I would have loved this film at eight, which is about when I saw Star Wars for the first time. I’m not ready to say I loved this, but I will say that I really liked it and I won’t be ashamed to buy it on DVD on day one.
On the drive home I compared it mentally to Jackson’s The Lord of the Rings trilogy and Lucas’ Star Wars prequels. It’s not as serious as Jackson and it’s more fun than Lucas. John Carter feels epic, yet it also has an intimacy to it. I would venture that this is what the Narnia movies wanted to be; they’re both working from problematic source material (the Barsoom and the Narnia books are full of incident but not necessarily anything resembling a sensible plot), their writers had to construct a plot that kept the flavor and the spirit if not the detail, and John Carter, I think, pulls it off a little bit better because it does a better job at rationalizing and modernizing its story.
That said, John Carter isn’t perfect. There’s some dodgy effects work (such as in the scene where Carter, after he’s arrived on Barsoom, has no idea how to move in the lower gravity), some of the physics doesn’t make sense, Carter’s accent is all wrong for an 1860s Virginian, Mars looks too much like the American southwest, it’s not at all clear what the villains’ goals were (or why they were seeking to achieve those ambiguous goals in the way that they were), that sort of thing.
The one thing I won’t criticize the film for is its title, though. Yes, it’s gone in for abuse in fandom, but in the context of the film it can only be John Carter. The film is driven by Carter’s desire to go home so he can return to his “cave of gold” (not really a spoiler, since the same arc is in the book), so “John Carter of Mars” would not be true until he finds himself and his place in the universe. Believe me, I would have wanted nothing more than to see the words “of Mars” in the title, but after seeing the film last night I know that they don’t apply.
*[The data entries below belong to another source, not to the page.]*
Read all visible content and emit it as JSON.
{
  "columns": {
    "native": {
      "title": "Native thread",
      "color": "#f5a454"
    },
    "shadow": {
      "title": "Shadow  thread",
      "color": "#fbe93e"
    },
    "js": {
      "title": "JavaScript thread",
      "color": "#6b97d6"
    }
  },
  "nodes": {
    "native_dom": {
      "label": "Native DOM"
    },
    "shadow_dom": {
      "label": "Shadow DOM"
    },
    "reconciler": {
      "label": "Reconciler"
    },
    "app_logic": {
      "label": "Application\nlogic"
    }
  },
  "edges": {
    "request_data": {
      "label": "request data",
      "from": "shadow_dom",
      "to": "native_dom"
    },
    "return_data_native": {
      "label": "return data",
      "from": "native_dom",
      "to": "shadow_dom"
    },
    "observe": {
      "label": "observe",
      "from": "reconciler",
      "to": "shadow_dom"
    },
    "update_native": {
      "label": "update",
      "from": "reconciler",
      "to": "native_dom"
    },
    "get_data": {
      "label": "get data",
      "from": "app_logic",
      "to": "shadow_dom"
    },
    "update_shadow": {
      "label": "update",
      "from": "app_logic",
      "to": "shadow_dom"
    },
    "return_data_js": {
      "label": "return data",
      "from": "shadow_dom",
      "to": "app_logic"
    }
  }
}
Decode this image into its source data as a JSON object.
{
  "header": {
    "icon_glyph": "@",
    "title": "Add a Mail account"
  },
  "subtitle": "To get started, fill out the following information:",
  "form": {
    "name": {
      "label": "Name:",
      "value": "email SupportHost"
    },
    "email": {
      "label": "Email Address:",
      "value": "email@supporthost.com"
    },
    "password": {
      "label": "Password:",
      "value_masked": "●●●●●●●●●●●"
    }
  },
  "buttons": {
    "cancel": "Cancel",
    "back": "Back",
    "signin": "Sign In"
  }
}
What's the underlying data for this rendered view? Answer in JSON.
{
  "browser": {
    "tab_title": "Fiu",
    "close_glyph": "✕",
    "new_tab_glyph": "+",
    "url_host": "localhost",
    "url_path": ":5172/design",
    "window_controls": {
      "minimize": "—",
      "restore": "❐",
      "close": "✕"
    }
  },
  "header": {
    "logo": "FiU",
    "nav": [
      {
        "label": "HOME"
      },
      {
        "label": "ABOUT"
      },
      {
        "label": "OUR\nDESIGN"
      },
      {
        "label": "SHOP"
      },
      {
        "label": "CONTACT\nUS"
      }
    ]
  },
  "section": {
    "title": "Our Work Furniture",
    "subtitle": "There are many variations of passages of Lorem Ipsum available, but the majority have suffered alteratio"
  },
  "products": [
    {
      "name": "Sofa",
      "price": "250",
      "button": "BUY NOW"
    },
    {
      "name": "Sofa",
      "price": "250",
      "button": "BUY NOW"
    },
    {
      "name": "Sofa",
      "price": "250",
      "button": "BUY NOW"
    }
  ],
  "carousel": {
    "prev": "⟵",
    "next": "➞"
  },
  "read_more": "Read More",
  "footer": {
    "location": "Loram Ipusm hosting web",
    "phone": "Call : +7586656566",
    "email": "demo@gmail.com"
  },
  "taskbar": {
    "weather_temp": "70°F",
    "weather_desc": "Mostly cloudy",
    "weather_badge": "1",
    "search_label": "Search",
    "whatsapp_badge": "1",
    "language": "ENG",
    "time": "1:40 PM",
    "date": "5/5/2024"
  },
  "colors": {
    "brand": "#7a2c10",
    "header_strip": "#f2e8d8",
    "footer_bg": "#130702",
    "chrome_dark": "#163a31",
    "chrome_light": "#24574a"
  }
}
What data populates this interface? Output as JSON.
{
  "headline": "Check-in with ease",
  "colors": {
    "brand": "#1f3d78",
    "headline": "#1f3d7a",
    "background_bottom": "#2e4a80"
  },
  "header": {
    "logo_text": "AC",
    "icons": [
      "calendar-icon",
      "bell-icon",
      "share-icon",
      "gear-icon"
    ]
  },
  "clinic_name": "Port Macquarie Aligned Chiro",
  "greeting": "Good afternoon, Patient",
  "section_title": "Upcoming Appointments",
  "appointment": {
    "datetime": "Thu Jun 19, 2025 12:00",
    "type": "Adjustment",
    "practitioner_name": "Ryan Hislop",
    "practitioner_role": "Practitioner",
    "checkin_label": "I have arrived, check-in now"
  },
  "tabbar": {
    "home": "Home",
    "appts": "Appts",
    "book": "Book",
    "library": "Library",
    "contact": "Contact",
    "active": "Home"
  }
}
In short, this is A Princess of Mars distilled down to a two hour movie that will appeal to a modern day audience. Edgar Rice Burroughs’ planetary romance from 1912 has been made relevant for 2012. I enjoyed it thoroughly — it’s funny, it’s moving, it’s exciting, and I want to see more — and I’m thinking of going to see it again this weekend, this time in 2-D.